The installation went live at a Scandinavian energy conference. But when Lundin asked Scandinavian Design Group for a proposal for their booth, Staal proposed something that actually isn’t a booth at all: An undulating ceiling of honey-colored tubes that would rhythmically move in response to the visitors walking underneath. They’re calling it Breaking the Surface.
Lundin is known for its high-tech, high-yield explorations, so before finalizing their concept Staal and his team spent a few days looking at the tools that power the company’s work. To analyze the seafloor, their geologists create computer-generated 3-D models of sections of the continental shelf, and the different strata and gravel. As the seismic investigation continues, those models are constantly being updated. The amber acrylic pipes that Scandinavian Design Group are installing, stalactic-style, are an abstraction of those ever-changing models.

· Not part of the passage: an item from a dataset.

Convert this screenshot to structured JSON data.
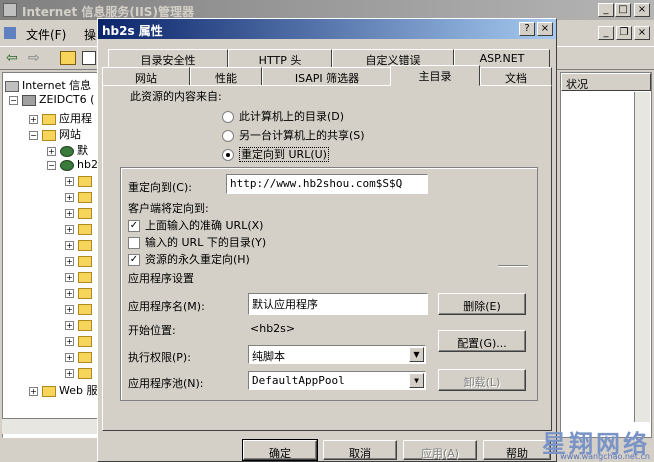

To set the pipes in motion, visitors just walk underneath them. Underneath the 13-by-13 foot floorboards are capacitive sensors that track footsteps. That information, combined with data gleaned from four Microsoft Kinect sensors at the installation’s corners, determines which pipes should move up, and when. The piece can handle up to ten people at once, but Staal says it’s optimized for two people, when fewer pipes are being retracted. The effect is meant to mimic the generative movement of the ocean, as well as Lundin’s approach to exploration: “It’s very technical, but their geology department is very open minded in how they approach their exploration operations.” Staal says. “The leader of their exploration department is like a philosopher.”
source: wired.com By Margaret Rhodes